Ownership An important issue in media studies - and a constantly changing one. Who produces and distributes the media texts we read? What effect does their ownership have on content?
Representation The way in which the media "re-presents" the world around us in the form of signs and codes for audiences to read.
StarA person who has become so famous, both for doing their job (actor, sport player) and appearing in many sorts of media, that their image is instantly recognisable as a sign, with a whole range of meanings or significations eg - David Beckham's image represents a whole raft of meanings: England, football, wealth, Posh, success, fashion victim, expertise, sexuality etc... Miley Cyrus is also a star but her image signifies youth, physical fitness, white (+associated stereotypical characteristics), singing, dancing, sexuality, fashion etc... A star's image becomes a readily recognised sign that is used in many different media forms - think of where you have seen pictures of Britney and Becks. Stars can use the fact that their image has meaning by allowing it to be used for advertising purposes.
Stereotype Stereotypes are representations of people that rely on preconceived ideas about the group that person is perceived as belonging to. It is assumed that an individual shares personal characteristics with other members of that group e.g. accountants are all boring. Although using stereotypes saves a lot of explanation within a text, it can be a very lazy method of characterisation. Stereotypes may be considered dangerous, as they encourage audiences to think large groups of people are all the same, and often have the same negative characteristics.

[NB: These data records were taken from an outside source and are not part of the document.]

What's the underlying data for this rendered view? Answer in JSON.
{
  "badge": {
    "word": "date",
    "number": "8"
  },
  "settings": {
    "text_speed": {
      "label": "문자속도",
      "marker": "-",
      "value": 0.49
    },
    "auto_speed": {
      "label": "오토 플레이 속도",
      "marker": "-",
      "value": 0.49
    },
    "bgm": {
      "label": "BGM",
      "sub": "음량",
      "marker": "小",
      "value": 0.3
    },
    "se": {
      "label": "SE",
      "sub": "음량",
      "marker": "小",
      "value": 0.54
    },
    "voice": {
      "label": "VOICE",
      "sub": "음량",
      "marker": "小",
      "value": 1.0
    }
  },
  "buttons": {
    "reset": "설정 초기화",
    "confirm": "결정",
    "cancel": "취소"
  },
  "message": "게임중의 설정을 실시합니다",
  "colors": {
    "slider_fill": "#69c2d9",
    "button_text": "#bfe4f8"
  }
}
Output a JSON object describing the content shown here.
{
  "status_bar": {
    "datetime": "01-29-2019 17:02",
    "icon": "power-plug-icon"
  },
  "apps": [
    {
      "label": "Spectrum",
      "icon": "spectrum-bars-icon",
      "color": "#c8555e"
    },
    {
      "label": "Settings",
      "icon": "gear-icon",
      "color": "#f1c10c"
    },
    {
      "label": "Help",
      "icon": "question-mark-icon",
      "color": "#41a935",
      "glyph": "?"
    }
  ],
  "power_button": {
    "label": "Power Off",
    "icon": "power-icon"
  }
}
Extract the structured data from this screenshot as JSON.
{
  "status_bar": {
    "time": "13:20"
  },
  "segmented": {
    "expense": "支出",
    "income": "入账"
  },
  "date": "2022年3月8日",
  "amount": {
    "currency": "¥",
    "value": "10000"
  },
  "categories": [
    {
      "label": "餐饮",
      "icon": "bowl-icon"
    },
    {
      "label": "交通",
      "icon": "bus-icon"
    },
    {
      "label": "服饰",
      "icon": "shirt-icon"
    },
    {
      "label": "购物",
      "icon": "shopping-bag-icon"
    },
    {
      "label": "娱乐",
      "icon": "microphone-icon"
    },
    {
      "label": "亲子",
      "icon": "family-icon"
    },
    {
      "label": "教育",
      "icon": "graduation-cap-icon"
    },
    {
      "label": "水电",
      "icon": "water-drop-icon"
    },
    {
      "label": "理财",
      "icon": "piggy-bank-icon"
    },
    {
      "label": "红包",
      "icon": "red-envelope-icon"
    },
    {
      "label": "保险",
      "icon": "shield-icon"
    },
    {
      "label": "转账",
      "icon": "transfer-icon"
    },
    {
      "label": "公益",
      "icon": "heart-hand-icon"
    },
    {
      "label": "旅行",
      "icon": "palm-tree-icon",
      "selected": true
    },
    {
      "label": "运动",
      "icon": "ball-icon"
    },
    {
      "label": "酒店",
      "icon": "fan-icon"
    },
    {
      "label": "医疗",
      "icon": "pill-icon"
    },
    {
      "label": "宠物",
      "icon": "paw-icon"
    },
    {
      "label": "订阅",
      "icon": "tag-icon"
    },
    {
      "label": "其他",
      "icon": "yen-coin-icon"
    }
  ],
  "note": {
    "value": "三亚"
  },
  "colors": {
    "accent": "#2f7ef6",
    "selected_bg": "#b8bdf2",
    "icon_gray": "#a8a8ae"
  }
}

Text All media productions are described as texts, whether they have writing in them or not. A movie is a text, as is a magazine, a billboard ad, a radio jingle and a computer game. They are called texts because we 'read' them to decode their meaning.